Law of Sines: No, Right, One, or Two Triangles
- Ken Schwartz
Once two sides of a triangle are constructed, four options exist for the third side: Case 1: It is too short to even make a triangle; Case 2: It's just barely long enough to make a right triangle; Case 3: Its length allows two possible triangles: obtuse or acute; Case 4: Its length is so long it can only make an acute triangle.
Select one of the Cases by checking the box (more than one case can be selected at a time). For cases 3 and 4, drag the endpoint so that it lies on the long horizontal side of the triangle. In Case 3, there will be two places to the right of Angle A where the endpoint can be placed, allowing two possible triangles.
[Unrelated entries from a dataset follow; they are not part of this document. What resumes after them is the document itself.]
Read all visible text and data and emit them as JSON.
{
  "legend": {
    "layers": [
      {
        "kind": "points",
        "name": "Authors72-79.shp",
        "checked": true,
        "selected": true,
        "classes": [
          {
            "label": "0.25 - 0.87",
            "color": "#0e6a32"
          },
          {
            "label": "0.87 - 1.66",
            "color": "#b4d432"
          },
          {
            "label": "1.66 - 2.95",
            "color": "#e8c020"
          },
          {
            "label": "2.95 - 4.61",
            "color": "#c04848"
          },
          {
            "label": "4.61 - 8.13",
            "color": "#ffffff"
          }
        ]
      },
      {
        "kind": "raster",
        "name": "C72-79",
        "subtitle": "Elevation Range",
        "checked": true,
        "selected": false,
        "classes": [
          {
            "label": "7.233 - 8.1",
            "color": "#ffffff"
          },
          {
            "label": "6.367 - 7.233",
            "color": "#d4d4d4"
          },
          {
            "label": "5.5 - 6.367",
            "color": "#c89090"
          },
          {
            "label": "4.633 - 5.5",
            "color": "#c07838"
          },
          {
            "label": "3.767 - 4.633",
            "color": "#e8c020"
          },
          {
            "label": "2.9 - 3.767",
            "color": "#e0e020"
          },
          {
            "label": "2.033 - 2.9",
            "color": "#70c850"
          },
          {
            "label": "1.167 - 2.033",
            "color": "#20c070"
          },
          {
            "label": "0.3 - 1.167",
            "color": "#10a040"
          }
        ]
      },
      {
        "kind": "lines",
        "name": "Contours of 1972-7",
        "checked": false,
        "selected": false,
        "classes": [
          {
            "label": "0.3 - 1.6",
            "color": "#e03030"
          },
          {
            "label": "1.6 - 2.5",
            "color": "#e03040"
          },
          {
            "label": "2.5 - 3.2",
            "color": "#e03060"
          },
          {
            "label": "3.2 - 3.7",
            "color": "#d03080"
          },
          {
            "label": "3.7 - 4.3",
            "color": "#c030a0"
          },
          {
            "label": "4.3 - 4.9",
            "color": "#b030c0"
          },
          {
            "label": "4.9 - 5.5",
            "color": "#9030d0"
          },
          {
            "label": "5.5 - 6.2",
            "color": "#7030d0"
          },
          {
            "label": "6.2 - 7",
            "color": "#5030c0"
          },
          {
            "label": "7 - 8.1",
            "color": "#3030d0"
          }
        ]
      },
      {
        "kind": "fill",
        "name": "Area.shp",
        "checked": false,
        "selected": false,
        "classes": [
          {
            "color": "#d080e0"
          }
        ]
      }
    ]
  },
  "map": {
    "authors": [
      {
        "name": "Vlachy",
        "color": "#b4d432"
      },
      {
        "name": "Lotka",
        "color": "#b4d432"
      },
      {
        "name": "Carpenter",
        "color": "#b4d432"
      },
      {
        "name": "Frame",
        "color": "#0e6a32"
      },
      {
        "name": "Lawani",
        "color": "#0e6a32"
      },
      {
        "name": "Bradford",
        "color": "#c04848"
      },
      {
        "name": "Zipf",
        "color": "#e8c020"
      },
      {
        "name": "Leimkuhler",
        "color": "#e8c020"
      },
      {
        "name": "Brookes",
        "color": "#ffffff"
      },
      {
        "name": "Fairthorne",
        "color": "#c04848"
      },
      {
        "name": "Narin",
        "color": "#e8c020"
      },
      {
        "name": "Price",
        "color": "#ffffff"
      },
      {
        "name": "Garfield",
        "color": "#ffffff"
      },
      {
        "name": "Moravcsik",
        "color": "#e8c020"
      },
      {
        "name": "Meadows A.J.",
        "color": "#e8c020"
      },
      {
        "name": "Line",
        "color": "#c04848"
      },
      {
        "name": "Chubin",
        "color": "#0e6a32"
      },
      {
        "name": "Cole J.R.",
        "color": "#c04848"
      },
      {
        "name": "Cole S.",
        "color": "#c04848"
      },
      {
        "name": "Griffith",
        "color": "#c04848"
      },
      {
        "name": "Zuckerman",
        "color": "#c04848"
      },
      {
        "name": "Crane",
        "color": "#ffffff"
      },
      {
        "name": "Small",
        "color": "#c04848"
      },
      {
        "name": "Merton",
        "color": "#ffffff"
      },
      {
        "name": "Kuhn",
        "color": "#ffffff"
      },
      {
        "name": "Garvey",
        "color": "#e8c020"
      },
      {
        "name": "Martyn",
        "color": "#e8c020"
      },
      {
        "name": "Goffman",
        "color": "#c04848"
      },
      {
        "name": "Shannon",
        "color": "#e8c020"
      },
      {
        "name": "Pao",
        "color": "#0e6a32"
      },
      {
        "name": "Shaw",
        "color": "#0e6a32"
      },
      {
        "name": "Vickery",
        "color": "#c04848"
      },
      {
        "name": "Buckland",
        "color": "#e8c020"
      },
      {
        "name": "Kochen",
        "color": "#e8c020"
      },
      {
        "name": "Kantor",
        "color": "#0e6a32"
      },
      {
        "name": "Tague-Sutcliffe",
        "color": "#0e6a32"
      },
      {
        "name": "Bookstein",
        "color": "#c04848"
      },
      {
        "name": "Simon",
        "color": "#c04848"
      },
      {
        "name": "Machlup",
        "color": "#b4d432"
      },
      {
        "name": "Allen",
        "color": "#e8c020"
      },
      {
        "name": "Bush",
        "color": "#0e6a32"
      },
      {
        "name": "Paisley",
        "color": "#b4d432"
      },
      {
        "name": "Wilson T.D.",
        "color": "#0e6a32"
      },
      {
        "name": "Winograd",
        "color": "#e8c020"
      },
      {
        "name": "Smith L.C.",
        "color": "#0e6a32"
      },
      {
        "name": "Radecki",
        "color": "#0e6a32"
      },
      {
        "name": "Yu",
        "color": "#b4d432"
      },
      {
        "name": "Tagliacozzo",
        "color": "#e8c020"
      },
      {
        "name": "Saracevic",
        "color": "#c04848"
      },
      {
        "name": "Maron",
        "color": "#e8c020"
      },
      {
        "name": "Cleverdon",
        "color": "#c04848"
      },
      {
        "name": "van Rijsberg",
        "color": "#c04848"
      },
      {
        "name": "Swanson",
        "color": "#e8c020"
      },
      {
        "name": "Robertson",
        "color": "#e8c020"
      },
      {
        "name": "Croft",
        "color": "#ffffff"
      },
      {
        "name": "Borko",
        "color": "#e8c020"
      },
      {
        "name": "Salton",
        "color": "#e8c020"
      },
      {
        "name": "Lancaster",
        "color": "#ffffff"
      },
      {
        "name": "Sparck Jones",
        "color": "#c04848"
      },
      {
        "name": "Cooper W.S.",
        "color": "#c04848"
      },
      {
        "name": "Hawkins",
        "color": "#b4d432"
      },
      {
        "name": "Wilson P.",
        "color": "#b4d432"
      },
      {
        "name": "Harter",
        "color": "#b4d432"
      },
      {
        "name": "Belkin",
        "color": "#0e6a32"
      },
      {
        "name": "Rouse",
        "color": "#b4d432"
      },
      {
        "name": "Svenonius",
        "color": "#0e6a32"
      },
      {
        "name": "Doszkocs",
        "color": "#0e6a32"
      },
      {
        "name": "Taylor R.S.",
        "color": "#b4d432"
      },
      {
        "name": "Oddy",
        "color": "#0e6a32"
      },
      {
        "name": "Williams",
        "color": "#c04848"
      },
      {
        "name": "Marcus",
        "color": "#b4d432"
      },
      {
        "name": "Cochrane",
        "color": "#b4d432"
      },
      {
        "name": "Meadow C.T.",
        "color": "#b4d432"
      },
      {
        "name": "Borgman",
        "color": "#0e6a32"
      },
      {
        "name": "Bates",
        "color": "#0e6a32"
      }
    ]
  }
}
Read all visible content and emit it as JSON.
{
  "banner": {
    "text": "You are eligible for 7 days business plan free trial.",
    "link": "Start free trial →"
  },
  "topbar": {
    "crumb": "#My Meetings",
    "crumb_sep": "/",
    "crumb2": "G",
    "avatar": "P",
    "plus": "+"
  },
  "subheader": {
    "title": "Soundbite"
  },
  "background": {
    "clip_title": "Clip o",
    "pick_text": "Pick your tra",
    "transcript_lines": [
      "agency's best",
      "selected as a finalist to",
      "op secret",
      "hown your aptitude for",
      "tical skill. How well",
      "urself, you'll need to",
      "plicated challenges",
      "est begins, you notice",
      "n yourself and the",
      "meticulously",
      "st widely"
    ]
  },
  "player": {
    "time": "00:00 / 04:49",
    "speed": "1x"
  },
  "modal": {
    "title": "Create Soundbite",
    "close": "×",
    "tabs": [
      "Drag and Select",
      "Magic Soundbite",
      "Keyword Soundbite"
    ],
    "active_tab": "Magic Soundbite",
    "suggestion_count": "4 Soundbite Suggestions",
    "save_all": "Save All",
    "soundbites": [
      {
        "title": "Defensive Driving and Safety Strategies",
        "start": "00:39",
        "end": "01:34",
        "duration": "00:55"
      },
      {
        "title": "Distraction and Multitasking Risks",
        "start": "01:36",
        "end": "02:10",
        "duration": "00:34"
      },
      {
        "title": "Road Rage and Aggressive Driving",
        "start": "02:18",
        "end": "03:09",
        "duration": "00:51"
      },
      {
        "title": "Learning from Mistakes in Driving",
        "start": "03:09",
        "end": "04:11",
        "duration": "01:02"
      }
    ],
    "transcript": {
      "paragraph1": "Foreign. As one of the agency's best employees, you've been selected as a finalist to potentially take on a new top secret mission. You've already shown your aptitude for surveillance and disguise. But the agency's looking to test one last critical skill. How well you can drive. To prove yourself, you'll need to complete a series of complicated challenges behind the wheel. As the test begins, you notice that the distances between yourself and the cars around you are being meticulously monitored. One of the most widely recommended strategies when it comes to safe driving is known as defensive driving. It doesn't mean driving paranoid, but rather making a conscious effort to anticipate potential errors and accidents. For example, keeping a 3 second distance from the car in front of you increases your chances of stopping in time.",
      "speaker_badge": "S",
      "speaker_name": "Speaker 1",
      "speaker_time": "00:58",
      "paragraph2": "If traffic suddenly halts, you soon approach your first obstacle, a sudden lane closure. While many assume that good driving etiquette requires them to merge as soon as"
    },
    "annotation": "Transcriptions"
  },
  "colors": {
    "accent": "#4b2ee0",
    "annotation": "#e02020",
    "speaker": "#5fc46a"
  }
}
This is called the "ambiguous case". In Case 4, the point must be placed to the right of Angle A, and only one place works. (If the horizontal side of the triangle were extended to the left of Angle A, then Angle A would cease to exist and this would amount to Case 3 for a different triangle).